As a principal who wants to make an immediate difference in staff morale, parent engagement, and student enthusiasm, I recommend you start here:

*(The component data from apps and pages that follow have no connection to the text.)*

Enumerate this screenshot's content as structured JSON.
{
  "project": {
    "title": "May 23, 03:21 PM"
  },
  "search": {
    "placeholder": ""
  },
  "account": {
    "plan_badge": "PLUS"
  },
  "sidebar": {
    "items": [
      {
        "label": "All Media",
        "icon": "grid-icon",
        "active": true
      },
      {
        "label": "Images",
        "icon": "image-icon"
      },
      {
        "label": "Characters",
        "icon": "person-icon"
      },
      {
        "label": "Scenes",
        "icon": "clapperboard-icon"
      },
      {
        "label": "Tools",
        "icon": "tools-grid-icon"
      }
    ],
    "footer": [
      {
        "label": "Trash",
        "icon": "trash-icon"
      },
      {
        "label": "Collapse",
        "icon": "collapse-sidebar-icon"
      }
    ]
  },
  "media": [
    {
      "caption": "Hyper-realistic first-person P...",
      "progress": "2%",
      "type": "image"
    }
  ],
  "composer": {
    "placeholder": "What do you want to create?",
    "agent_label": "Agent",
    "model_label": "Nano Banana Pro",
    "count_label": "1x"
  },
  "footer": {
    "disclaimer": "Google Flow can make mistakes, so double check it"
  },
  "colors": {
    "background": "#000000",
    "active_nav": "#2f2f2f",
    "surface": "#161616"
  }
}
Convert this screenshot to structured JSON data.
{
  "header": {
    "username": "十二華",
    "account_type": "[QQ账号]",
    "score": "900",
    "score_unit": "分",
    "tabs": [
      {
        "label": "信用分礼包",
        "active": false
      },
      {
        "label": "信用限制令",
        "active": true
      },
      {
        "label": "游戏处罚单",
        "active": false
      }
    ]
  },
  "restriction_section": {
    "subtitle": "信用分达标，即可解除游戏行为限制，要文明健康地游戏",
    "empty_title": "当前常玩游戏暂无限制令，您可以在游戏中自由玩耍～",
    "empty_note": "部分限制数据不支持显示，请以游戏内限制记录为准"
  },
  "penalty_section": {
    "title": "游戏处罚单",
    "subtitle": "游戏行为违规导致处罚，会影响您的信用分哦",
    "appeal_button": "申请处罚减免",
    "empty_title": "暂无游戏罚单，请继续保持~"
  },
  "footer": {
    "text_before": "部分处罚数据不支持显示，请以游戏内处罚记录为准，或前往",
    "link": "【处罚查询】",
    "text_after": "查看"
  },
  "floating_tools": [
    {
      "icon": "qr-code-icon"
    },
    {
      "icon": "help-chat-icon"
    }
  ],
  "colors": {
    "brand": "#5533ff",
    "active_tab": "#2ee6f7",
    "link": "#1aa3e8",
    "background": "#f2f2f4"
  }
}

  1. Your school website. The best school websites must be current, responsive, fun to read, and it should tell your success stories (highlight successful programs, students, teachers, parent volunteers, alumni, etc.). Here are a few articles to get you started:
  2. Create and integrate school social media platforms with your website content and website management. That means set up Facebook and Twitter (at a minimum), and use these platforms to update, entice, and funnel parents and students to your website (where more detailed information is posted). These two resources (websites and social media) will support and feed one another. Social media pushes its information out, and you use those contacts to pull your audience to the website where you and highlight your successes in engaging and exciting ways.
  3. Develop relationships with the local media editors and reporters. Find out who covers the education beat, and offer to send them new information and stories as they come available. Keep them in the loop, and you’ll see more positive articles being published about your school and the good things happening there. Make yourself available to them, and gain some control over your stories. If you don’t guide the narrative, you may not appreciate the outcome.
  4. Create a schedule. Make assignments to your staff about submitting content for the website and social media. It might be as simple as a story about why a particular learning module in the 4th grade is so effective and how much the students learn from it (pictures and some quotes from kids will make it more engaging). It could be a story from the food service director about favorite foods or cute student interactions she sees that exemplify their kindness to one another. It may be from a school secretary sharing her favorite front office memories that demonstrate parents who care. The list could go on and on; you’ll never run out of stories for the website if you recruit from your staff.
  5. Recognize and thank those who participate. This is essential if you want people to be ready and willing to feed the media machine (your communications, marketing, and public relations efforts). We know of one school where twice a year the governing board recognizes the grade levels who do the best job in communications based on their website and social media articles. That recognition has helped every teacher in the school strive to get their students and classes recognized as well. They have developed a tremendous reputation at their school because of it.

So, go for it. Fly to new heights with your school marketing and public relations. When you create a positive school environment, you will see some amazing sights like enthused students, engaged parents, teachers who love what they do, and staff who are happy and cooperative. Everyone wins, and you get to be the leader who made it happen! Get marketing today.

Bonnie Leedy, CEO, School Webmasters, LLC.